One of the best book I've read about a phenomenal woman."
A trenchant reclamation of the Chinese American movie star, whose battles against cinematic exploitation and endemic racism are set against the currents of twentieth-century history.
Born into the steam and starch of a Chinese laundry, Anna May Wong (1905–1961) emerged from turn-of-the-century Los Angeles to become Old Hollywood’s most famous Chinese American actress, a screen siren who captivated global audiences and signed her publicity photos—with a touch of defiance—“Orientally yours.” Now, more than a century after her birth, Yunte Huang narrates Wong’s tragic life story, retracing her journey from Chinatown to silent-era Hollywood, and from Weimar Berlin to decadent, prewar Shanghai, and capturing American television in its infancy. As Huang shows, Wong’s rendezvous with history features a remarkable parade of characters, including a smitten Walter Benjamin and (an equally smitten) Marlene Dietrich.
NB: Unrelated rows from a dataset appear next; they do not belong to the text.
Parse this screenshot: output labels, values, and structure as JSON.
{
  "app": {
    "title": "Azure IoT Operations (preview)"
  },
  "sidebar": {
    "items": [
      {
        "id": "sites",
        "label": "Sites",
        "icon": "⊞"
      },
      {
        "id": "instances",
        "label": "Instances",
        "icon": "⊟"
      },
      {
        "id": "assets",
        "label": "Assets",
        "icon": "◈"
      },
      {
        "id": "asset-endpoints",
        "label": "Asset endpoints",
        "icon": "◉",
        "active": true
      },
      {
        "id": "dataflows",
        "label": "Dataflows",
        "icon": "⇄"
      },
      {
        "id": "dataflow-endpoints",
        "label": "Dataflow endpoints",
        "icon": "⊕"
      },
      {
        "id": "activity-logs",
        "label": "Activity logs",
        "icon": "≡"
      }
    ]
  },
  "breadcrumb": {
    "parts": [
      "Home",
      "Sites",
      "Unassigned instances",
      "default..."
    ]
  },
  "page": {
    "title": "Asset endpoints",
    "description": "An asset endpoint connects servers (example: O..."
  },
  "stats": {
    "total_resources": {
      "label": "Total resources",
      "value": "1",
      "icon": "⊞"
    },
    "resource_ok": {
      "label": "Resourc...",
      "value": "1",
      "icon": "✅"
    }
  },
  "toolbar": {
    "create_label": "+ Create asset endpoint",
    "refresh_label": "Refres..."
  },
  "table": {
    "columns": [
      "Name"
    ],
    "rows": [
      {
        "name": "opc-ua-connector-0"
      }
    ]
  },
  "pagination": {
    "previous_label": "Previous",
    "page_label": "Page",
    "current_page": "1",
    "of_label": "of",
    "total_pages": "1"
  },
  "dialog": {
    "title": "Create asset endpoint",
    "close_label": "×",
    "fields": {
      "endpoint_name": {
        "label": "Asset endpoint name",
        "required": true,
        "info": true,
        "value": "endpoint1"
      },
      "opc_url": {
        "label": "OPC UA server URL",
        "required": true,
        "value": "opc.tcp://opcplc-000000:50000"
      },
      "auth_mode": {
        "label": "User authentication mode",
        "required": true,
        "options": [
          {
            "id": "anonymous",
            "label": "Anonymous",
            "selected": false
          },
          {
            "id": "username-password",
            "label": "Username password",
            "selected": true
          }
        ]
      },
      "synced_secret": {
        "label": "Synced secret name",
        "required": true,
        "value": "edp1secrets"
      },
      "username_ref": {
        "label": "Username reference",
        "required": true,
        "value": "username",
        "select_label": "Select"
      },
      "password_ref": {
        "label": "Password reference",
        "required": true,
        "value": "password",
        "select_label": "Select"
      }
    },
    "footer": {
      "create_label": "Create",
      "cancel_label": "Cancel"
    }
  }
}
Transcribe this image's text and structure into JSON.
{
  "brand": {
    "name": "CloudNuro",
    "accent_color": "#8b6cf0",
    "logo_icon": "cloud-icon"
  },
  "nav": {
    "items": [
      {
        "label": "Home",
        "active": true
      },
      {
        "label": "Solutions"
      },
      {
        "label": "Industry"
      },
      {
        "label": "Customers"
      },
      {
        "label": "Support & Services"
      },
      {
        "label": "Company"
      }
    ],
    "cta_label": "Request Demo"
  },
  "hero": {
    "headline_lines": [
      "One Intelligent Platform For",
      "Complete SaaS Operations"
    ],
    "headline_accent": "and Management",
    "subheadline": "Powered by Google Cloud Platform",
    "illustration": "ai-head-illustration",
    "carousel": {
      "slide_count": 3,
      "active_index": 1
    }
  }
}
Challenging the parodically racist perceptions of Wong as a “Dragon Lady,” “Madame Butterfly,” or “China Doll,” Huang’s biography becomes a truly resonant work of history that reflects the raging anti-Chinese xenophobia, unabashed sexism, and ageism toward women that defined both Hollywood and America in Wong’s all-too-brief fifty-six years on earth.